You can develop a digestive disorder at any age, but the chances are higher as you get older.
Mouth and esophagus
Swallowing can become difficult because of dry mouth or tooth decay. A stroke, dementia, or neurodegenerative disease such as Parkinson’s can also make swallowing difficult.
The esophagus and lower esophageal sphincter become weaker with age. But these changes don’t seem to contribute to the greater likelihood of heartburn and gastroesophageal reflux disease (GERD).
With increased age, the stomach takes longer to empty into the small intestine. This makes older adults more likely to get ulcers and bleeding from medications such as nonsteroidal anti-inflammatory drugs (NSAIDs). The stomach also becomes less elastic and can hold less food, meaning that older adults feel full more quickly.
The small intestine doesn’t seem to change very much with age.
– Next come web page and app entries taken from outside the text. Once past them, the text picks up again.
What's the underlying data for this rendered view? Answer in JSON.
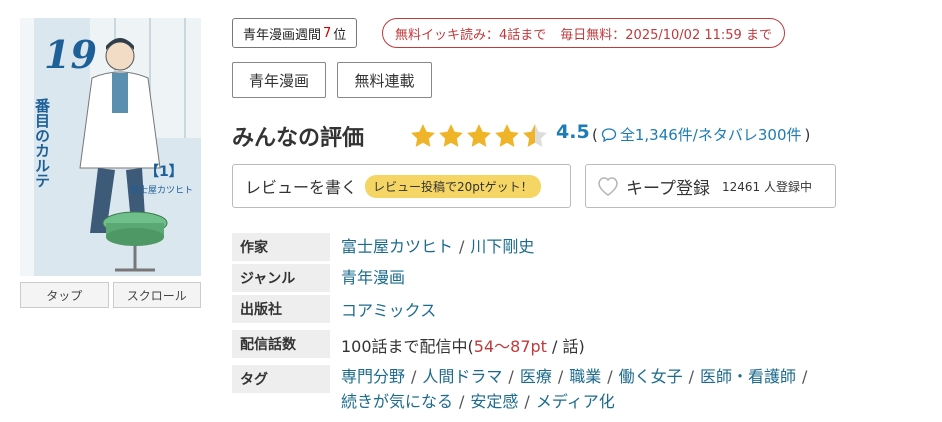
{
  "view_buttons": {
    "tap": "タップ",
    "scroll": "スクロール"
  },
  "cover": {
    "number_text": "19",
    "title_text": "番目のカルテ",
    "volume_text": "【1】",
    "author_text": "富士屋カツヒト"
  },
  "rank": {
    "prefix": "青年漫画週間",
    "number": "7",
    "suffix": "位"
  },
  "free": {
    "left": "無料イッキ読み：4話まで",
    "right": "毎日無料：2025/10/02 11:59 まで"
  },
  "genre_buttons": [
    "青年漫画",
    "無料連載"
  ],
  "rating": {
    "title": "みんなの評価",
    "score": "4.5",
    "value": 4.5,
    "max": 5,
    "open_paren": "(",
    "count_text": "全1,346件/ネタバレ300件",
    "close_paren": ")"
  },
  "review": {
    "label": "レビューを書く",
    "promo": "レビュー投稿で20ptゲット！"
  },
  "keep": {
    "label": "キープ登録",
    "count": "12461 人登録中"
  },
  "info": {
    "author_label": "作家",
    "authors": [
      "富士屋カツヒト",
      "川下剛史"
    ],
    "genre_label": "ジャンル",
    "genre": "青年漫画",
    "publisher_label": "出版社",
    "publisher": "コアミックス",
    "episodes_label": "配信話数",
    "episodes_prefix": "100話まで配信中(",
    "episodes_price": "54〜87pt",
    "episodes_suffix": " / 話)",
    "tags_label": "タグ",
    "tags": [
      "専門分野",
      "人間ドラマ",
      "医療",
      "職業",
      "働く女子",
      "医師・看護師",
      "続きが気になる",
      "安定感",
      "メディア化"
    ]
  },
  "colors": {
    "accent_blue": "#1d7bb5",
    "link": "#1c6b8e",
    "red": "#c0393b",
    "star": "#f0b429",
    "promo": "#f5d665"
  }
}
It does become less able to absorb certain vitamins and minerals, including vitamin D, vitamin B12, and calcium. Bacterial overgrowth can cause diarrhea and unintentional weight loss in older adults.
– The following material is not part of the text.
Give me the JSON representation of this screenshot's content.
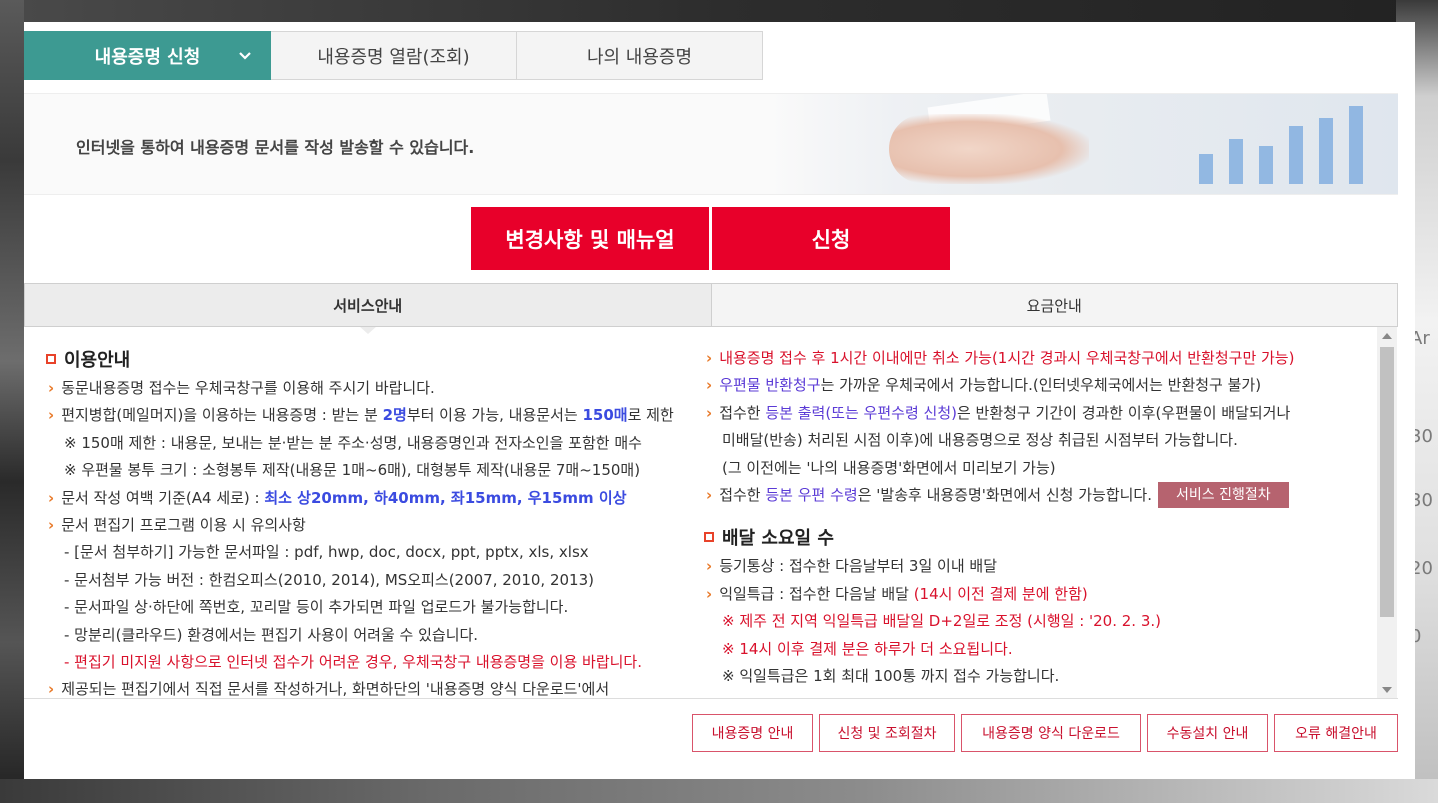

Loss of muscle strength can lead to diverticulosis. These are small pouches that bulge outward through weak points in the intestinal wall. Undigested food also takes longer to move through the large intestine, leading to constipation. Polyps and colon cancer are more common in older adults.
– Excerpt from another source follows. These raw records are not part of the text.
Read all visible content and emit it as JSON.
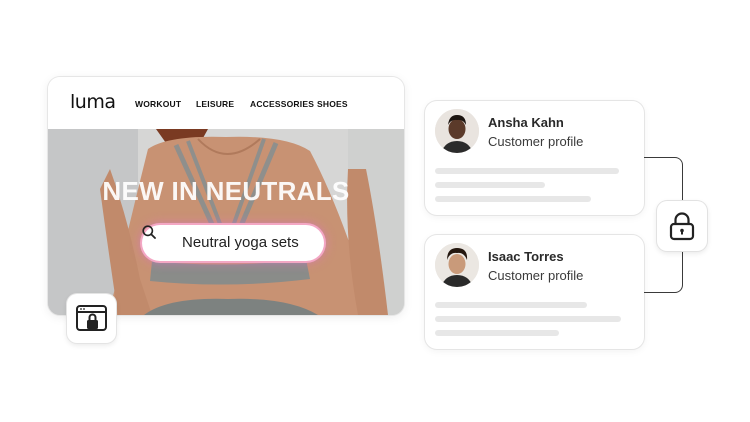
{
  "site": {
    "logo": "luma",
    "nav": [
      "WORKOUT",
      "LEISURE",
      "ACCESSORIES",
      "SHOES"
    ],
    "hero_title": "NEW IN NEUTRALS",
    "search_text": "Neutral yoga sets"
  },
  "profiles": [
    {
      "name": "Ansha Kahn",
      "subtitle": "Customer profile"
    },
    {
      "name": "Isaac Torres",
      "subtitle": "Customer profile"
    }
  ],
  "icons": {
    "search": "search-icon",
    "browser_lock": "browser-lock-icon",
    "padlock": "lock-icon"
  },
  "colors": {
    "search_glow": "#f3a7c4",
    "skeleton": "#e7e7e7",
    "connector": "#3a3a3a"
  }
}
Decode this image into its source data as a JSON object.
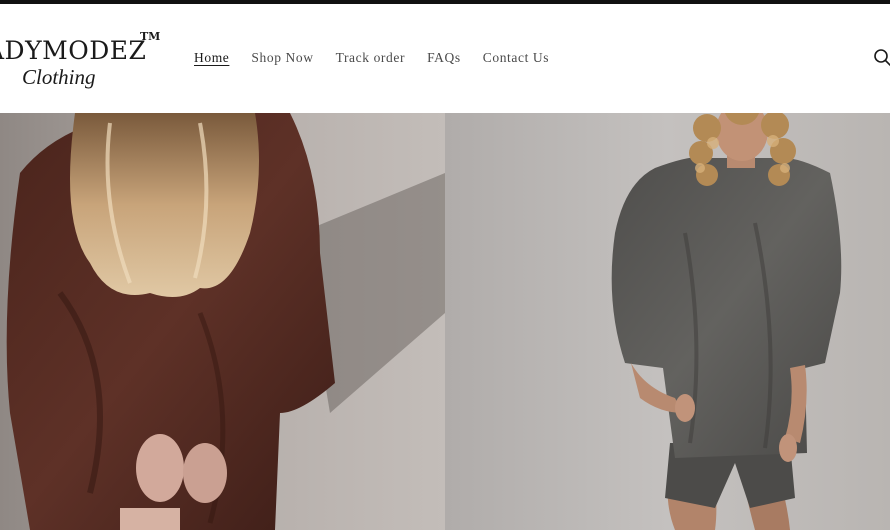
{
  "brand": {
    "logo_main": "ADYMODEZ",
    "logo_tm": "TM",
    "logo_sub": "Clothing"
  },
  "nav": {
    "items": [
      {
        "label": "Home",
        "active": true
      },
      {
        "label": "Shop Now",
        "active": false
      },
      {
        "label": "Track order",
        "active": false
      },
      {
        "label": "FAQs",
        "active": false
      },
      {
        "label": "Contact Us",
        "active": false
      }
    ]
  },
  "header": {
    "search_icon": "search-icon"
  },
  "hero": {
    "left_image": "model-brown-oversized-tee-image",
    "right_image": "model-grey-oversized-tee-image"
  },
  "colors": {
    "topbar": "#111111",
    "text": "#1a1a1a",
    "nav_text": "#4a4a4a",
    "brown_garment": "#5a2f26",
    "grey_garment": "#5b5a58"
  }
}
The liver becomes less able to metabolize medications, so it is more easily damaged. The gallbladder produces less bile, which may lead to gallstones. The pancreas doesn’t seem to change much with age.